AWS CloudFormation provides an easy way to create and manage a collection of AWS resources, provisioning and updating them in an orderly and predictable fashion. You can launch a Redis cluster within minutes using a new CloudFormation template which provisions a Redis cluster and a PHP application to connect to the cluster. Click to launch the stack now (the usual AWS charges apply), or download the sample ElastiCache Redis template and use it later.

You can launch a Redis cluster from the AWS Management Console. Start by switching to the ElastiCache tab and clicking this button:

Then work your way through the Launch Cache Cluster Wizard. Choose “redis” for your Engine on the first page:

If you have an existing on-premises installation of Redis, you can create a snapshot of your cache (an RDB file), upload it to an Amazon S3 bucket, and use it to preload your ElastiCache node running Redis. In the future, we expect to give you the ability to create similar snapshots of your own cache nodes.

You can choose any one of the following nine cache node types:

You can choose a Cache Security Group and a Cache Parameter Group on the second page of the wizard. You can also choose an appropriate Maintenance Window. The default Parameter Group for Redis gives you control of over thirty parameters:

After your Redis Cache Cluster is up and running, you can easily create a replication group and add nodes to it in order to increase the read throughput of the cluster:

Implementation Notes
Here are a few things to keep in mind as you start to plan your implementation of Amazon ElastiCache for Redis:

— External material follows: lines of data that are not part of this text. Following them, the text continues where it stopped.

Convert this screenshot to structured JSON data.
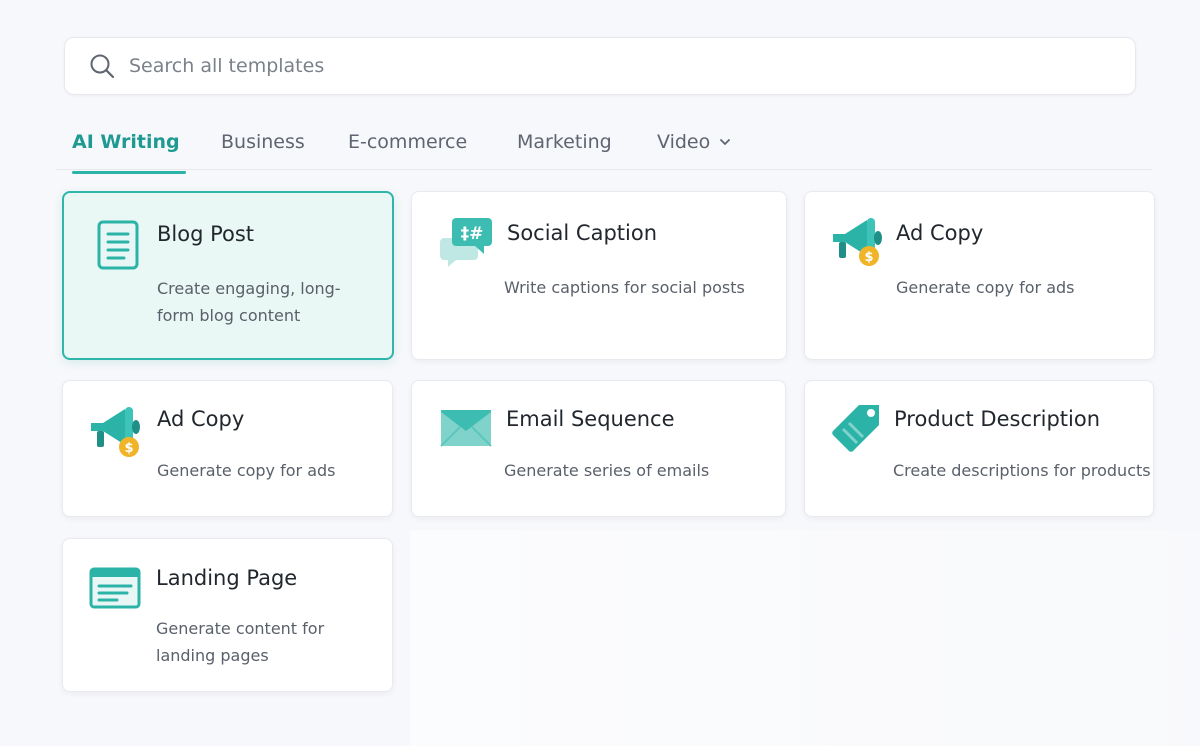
{
  "search": {
    "placeholder": "Search all templates"
  },
  "tabs": [
    {
      "label": "AI Writing",
      "active": true
    },
    {
      "label": "Business"
    },
    {
      "label": "E-commerce"
    },
    {
      "label": "Marketing"
    },
    {
      "label": "Video",
      "has_dropdown": true
    }
  ],
  "cards": [
    {
      "title": "Blog Post",
      "desc": "Create engaging, long-form blog content",
      "icon": "document-icon",
      "selected": true
    },
    {
      "title": "Social Caption",
      "desc": "Write captions for social posts",
      "icon": "hashtag-chat-icon"
    },
    {
      "title": "Ad Copy",
      "desc": "Generate copy for ads",
      "icon": "megaphone-icon"
    },
    {
      "title": "Ad Copy",
      "desc": "Generate copy for ads",
      "icon": "megaphone-icon"
    },
    {
      "title": "Email Sequence",
      "desc": "Generate series of emails",
      "icon": "envelope-icon"
    },
    {
      "title": "Product Description",
      "desc": "Create descriptions for products",
      "icon": "price-tag-icon"
    },
    {
      "title": "Landing Page",
      "desc": "Generate content for landing pages",
      "icon": "webpage-icon"
    }
  ],
  "colors": {
    "accent": "#2bb3a8",
    "accent_text": "#1f9a92",
    "selected_bg": "#e9f7f5",
    "coin": "#f0b429"
  }
}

  • We currently support version 2.6.13 of Redis.
  • As I mentioned above, you can use an RDB file from an on-premises installation of Redis to preload your ElastiCache node. This RDB file must originate from a version of Redis that is compatible with the supported version.
  • An ElastiCache for Redis replication group encapsulates the primary and read replica clusters for a Redis installation. A replication group will have one primary cluster and zero or many read replica clusters. All nodes within a replication group (and therefore within a cluster) will be of the same node type and will use the same Parameter Group and Security Group settings.
  • You can create a read replica in another Availability Zone to increase availability. If the primary node fails, Amazon ElastiCache will replace it, preloaded with the contents of a read replica. It will also redirect the node’s existing DNS name to point to the new node. You can create up to five read replicas for a given primary node. You can also promote a read replica to become a primary at any time.
  • For persistence you can enable an AOF (Append Only File) log on the local disk of the ElastiCache node. If the log file is present when a node is restarted, ElastiCache will preload it. If you need more control over persistence, you can attach a Redis node that’s running on an EC2 instance to an ElastiCache primary and enable the Redis RDB snapshot and/or AOF logs on the EC2 instance.

Learning About Redis
If you are new to the Redis programming and storage model, you may want to start out with the interactive tutorial. After you have mastered the basics, download a Redis client for the language and environment of your choice, then add sophisticated caching to your application.

We will be hosting a Redis webinar on September 26th to tell you more about this product. Space is limited so sign up now.

Start Today
You can launch Redis cluster nodes today in all public AWS Regions. If you are new to Amazon ElastiCache, you can get started with Amazon ElastiCache for Redis as part of the AWS Free Usage Tier. As part of this tier, you can use 750 hours of ElastiCache for Redis on a micro node for one year.

— Jeff;


Jeff Barr

Jeff Barr

Jeff Barr is Chief Evangelist for AWS. He started this blog in 2004 and has been writing posts just about non-stop ever since.